Dear Abby:

I am 15 and in tears as I write this. My parents met in college and married when Mom got pregnant with my older brother. They recently celebrated their 17th anniversary. Lately, it seems all Mom and Dad do is argue. My father's job requires him to work long hours and travel a lot, so things have been especially stressful.

Last weekend, my brother and I went to visit our aunt and uncle who live a couple of hours away. While I was sitting at their computer e-mailing some friends, I couldn't resist the temptation, so I pulled up an e-mail Mother had sent to my aunt. In it, Mom wrote that she "can't take it any longer" and finally talked to a divorce lawyer. She plans to file for divorce as soon as my brother graduates from high school.

She doesn't want us kids to know because my brother needs to keep his grades up so he can get into a good college, and she knows the news would upset us.

But that wasn't the worst part. Mom went on to say she had confessed to our priest that she's been having an affair with a co-worker! Mom reads your column every day, so please give us some good advice.

If she reads this letter and your reply, maybe it would help her reconsider what she's doing.

Hoping to Save My Parents' Marriage

in Georgia

If this scenario seems strangely familiar to you, please know that your plans are no longer a secret and are causing great stress to your daughter.

Before you make any life-altering decisions, end the affair and start marriage counseling with your husband. It wouldn't hurt to begin family counseling as well.

Dear Abby:

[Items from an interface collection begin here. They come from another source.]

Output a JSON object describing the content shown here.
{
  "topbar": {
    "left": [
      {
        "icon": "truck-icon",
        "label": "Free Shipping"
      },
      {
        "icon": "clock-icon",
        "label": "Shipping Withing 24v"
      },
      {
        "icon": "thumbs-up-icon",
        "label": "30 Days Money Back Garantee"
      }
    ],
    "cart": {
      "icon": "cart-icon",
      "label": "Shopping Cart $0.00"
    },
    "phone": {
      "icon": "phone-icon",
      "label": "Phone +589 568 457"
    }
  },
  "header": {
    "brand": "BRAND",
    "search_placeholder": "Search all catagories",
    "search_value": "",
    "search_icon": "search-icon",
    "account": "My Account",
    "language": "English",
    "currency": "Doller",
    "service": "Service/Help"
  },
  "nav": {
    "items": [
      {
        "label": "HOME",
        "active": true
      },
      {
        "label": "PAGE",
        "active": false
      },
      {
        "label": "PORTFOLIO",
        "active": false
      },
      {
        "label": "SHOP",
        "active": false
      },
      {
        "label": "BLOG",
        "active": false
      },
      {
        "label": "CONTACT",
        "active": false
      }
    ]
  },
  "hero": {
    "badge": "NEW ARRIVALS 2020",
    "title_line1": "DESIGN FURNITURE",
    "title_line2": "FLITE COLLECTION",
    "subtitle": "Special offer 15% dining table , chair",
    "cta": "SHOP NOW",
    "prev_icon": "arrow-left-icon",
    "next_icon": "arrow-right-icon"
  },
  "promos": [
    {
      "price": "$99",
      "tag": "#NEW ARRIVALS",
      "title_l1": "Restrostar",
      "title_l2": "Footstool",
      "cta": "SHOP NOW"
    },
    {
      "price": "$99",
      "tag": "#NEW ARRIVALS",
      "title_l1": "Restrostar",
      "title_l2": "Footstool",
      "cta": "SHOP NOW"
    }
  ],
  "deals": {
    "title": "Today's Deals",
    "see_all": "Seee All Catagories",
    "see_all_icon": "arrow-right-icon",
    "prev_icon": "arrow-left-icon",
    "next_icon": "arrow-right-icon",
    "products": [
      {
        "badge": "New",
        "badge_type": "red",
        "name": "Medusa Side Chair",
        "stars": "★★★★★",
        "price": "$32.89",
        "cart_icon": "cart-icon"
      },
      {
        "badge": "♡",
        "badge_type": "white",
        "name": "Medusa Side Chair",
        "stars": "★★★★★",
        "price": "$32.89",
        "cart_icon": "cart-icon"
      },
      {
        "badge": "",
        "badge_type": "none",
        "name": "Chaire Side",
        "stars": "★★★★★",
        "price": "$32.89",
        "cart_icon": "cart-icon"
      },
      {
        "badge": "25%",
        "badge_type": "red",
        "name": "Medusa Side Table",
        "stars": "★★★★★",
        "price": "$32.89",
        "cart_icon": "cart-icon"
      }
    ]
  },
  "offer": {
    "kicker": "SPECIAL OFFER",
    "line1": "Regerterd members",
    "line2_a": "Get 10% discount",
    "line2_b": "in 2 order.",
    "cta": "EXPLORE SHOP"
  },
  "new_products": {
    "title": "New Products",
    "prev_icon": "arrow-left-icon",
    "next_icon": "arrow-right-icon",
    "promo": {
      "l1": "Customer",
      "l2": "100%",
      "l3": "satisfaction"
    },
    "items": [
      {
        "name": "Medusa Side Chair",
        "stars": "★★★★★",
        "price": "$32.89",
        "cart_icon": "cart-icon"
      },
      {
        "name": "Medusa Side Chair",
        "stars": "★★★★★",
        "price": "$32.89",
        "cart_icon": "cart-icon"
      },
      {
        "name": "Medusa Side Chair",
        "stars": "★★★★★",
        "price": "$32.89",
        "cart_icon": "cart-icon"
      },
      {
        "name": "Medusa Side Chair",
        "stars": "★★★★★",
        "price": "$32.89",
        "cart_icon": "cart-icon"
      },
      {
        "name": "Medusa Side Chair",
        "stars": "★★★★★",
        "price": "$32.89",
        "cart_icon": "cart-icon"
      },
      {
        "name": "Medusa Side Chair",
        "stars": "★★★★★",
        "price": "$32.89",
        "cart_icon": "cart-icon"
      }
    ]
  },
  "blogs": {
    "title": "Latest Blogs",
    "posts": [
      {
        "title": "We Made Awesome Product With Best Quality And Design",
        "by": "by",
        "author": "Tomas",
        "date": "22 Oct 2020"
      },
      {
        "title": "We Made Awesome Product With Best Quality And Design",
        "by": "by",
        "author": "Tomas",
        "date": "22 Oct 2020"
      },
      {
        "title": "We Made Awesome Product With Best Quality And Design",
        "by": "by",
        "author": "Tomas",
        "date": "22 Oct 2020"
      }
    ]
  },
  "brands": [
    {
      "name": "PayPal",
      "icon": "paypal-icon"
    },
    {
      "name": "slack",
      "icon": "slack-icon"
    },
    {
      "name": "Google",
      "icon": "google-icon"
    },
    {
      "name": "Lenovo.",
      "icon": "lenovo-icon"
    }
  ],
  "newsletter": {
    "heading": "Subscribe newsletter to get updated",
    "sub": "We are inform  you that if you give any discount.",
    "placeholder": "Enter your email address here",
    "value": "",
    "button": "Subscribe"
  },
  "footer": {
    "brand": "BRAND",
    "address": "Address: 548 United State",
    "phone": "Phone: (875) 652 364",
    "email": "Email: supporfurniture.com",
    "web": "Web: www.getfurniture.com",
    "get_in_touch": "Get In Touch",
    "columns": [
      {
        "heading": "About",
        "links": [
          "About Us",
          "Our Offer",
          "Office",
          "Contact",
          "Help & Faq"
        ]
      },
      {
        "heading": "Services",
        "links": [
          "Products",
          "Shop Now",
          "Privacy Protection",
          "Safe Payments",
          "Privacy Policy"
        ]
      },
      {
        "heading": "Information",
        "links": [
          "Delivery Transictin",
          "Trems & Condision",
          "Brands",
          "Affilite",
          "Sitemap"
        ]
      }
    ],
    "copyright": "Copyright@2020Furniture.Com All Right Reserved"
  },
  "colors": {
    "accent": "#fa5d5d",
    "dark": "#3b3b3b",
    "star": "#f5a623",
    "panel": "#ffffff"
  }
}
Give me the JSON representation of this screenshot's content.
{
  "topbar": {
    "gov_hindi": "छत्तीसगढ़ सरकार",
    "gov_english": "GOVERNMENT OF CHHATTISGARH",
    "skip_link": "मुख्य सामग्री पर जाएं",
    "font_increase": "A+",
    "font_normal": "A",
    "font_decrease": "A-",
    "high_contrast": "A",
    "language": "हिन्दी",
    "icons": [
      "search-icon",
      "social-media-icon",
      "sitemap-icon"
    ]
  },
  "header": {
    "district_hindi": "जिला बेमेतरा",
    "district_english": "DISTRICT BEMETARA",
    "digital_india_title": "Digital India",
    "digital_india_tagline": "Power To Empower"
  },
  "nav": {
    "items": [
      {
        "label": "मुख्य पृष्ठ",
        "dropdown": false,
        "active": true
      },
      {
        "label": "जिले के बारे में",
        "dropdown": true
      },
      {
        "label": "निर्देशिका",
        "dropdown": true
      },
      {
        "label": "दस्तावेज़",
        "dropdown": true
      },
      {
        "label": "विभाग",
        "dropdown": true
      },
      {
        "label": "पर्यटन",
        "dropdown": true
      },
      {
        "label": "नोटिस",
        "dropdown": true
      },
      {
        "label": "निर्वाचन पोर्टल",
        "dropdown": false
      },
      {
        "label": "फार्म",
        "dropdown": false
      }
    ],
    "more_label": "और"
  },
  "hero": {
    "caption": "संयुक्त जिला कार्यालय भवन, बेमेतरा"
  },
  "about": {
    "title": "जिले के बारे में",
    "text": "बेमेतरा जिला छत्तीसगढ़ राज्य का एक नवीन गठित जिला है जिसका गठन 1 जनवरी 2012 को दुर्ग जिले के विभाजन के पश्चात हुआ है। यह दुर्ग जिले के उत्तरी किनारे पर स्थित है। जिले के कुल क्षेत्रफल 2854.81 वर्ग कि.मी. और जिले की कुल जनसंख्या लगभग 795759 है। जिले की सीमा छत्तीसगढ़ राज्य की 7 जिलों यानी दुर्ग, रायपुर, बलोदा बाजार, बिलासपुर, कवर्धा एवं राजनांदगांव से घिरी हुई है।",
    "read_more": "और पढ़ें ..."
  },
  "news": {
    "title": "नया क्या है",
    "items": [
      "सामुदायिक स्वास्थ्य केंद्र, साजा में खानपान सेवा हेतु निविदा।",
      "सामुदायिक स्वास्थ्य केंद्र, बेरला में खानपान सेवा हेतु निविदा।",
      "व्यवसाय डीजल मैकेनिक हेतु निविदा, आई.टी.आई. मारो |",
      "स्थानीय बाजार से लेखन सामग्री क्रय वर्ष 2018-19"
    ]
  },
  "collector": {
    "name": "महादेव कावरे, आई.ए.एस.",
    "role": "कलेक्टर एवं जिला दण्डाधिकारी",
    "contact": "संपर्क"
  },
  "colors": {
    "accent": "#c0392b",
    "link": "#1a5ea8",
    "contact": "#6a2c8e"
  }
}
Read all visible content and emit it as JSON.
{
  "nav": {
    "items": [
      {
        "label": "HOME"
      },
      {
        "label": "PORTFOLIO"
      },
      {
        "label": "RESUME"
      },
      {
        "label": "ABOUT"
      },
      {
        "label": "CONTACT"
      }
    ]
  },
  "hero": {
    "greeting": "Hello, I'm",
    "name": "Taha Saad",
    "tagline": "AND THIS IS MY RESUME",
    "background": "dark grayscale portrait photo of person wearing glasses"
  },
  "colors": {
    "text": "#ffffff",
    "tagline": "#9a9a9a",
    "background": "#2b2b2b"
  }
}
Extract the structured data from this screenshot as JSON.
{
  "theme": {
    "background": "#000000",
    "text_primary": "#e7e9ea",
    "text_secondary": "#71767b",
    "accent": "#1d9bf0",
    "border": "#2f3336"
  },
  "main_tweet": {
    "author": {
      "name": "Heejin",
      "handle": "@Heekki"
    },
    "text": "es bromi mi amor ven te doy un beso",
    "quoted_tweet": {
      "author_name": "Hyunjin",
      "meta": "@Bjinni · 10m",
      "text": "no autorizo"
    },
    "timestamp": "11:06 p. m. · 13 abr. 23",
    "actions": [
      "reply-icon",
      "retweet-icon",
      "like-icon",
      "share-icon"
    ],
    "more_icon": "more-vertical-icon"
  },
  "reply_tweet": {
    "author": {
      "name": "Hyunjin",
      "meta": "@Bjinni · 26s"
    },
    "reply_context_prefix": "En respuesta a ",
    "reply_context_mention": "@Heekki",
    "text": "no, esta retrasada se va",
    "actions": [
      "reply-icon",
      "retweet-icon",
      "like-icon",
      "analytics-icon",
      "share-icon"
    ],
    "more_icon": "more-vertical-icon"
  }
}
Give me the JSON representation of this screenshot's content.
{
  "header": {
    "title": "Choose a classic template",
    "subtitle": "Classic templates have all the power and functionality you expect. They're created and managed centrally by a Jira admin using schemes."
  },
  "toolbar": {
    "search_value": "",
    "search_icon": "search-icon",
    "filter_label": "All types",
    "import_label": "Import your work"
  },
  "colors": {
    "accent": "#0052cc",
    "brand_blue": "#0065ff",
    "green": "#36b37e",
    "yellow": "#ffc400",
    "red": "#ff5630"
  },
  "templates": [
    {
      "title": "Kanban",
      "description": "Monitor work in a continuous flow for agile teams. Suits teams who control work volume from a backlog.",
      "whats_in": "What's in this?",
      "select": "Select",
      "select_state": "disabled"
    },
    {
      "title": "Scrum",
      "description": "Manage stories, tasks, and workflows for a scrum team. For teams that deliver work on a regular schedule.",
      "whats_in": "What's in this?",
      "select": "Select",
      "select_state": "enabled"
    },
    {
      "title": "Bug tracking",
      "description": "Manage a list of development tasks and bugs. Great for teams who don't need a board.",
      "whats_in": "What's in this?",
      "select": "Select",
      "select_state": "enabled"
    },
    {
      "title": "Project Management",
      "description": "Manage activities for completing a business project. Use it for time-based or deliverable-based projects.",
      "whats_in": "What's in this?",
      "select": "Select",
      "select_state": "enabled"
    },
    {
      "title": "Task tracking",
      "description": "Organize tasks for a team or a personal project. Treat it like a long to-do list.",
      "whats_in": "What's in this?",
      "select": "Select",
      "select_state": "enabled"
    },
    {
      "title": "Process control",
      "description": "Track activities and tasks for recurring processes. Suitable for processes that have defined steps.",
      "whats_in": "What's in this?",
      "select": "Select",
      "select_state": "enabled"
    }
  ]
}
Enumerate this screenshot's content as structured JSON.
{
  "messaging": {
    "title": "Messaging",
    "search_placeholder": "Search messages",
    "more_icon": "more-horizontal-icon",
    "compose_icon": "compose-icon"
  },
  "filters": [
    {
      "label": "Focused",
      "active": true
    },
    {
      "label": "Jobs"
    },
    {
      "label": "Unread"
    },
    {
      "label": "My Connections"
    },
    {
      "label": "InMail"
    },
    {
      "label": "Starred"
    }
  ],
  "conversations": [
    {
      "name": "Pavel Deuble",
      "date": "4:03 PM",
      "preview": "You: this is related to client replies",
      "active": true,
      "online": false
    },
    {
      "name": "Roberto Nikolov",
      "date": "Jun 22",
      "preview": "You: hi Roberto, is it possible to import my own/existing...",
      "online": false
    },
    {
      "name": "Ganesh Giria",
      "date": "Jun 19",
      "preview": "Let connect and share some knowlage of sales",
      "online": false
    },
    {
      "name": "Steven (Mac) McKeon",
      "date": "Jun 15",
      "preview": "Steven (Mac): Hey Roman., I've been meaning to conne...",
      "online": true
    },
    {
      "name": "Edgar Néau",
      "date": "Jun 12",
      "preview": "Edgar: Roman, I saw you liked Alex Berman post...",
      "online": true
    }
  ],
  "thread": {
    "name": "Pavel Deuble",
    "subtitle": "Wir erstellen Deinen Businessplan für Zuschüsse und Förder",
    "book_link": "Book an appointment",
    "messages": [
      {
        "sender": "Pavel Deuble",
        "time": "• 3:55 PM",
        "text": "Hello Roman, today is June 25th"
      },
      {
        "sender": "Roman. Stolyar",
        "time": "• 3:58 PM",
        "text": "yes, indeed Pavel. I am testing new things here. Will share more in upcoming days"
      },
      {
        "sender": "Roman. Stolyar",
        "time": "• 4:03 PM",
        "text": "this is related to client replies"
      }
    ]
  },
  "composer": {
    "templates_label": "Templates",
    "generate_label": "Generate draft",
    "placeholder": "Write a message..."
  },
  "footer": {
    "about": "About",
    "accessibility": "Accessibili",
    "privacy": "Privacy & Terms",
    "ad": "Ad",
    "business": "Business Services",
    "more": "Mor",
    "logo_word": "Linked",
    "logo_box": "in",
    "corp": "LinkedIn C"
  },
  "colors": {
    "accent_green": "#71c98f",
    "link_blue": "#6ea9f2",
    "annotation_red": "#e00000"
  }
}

"Allison," the daughter of a longtime friend, is being married in grand fashion this summer. Another friend and I planned to give her a kitchen and tool shower in the spring. The other day, Allison called and told me she didn't think the theme we chose would "net" her the caliber of gifts she wants. Then she had the nerve to tell me to change the theme to a crystal, silver and china shower.

My friend and I are hurt that Allison doesn't consider our party plan to be good enough. We don't want to alienate Allison or her family, but we also think she needs to learn a lesson about being a gracious recipient. The invitations announcing the original theme have already been printed. We would like your objective opinion about what to do.

Miffed in the Midwest

Inform the bride-to-be that the invitations have already been printed and it's too late to change the theme. This doesn't mean you're throwing cold water on Allison's wish to receive "high-caliber" gifts.

It simply means another friend, aunt or cousin will have the honor of hosting an additional shower with a theme of Allison's choosing.

Dear Abby is written by Abigail Van Buren, also known as Jeanne Phillips, and was founded by her mother, Pauline Phillips. Write Dear Abby at or P.O. Box 69440, Los Angeles, Calif. 90069.

(c)2003, Universal Press Syndicate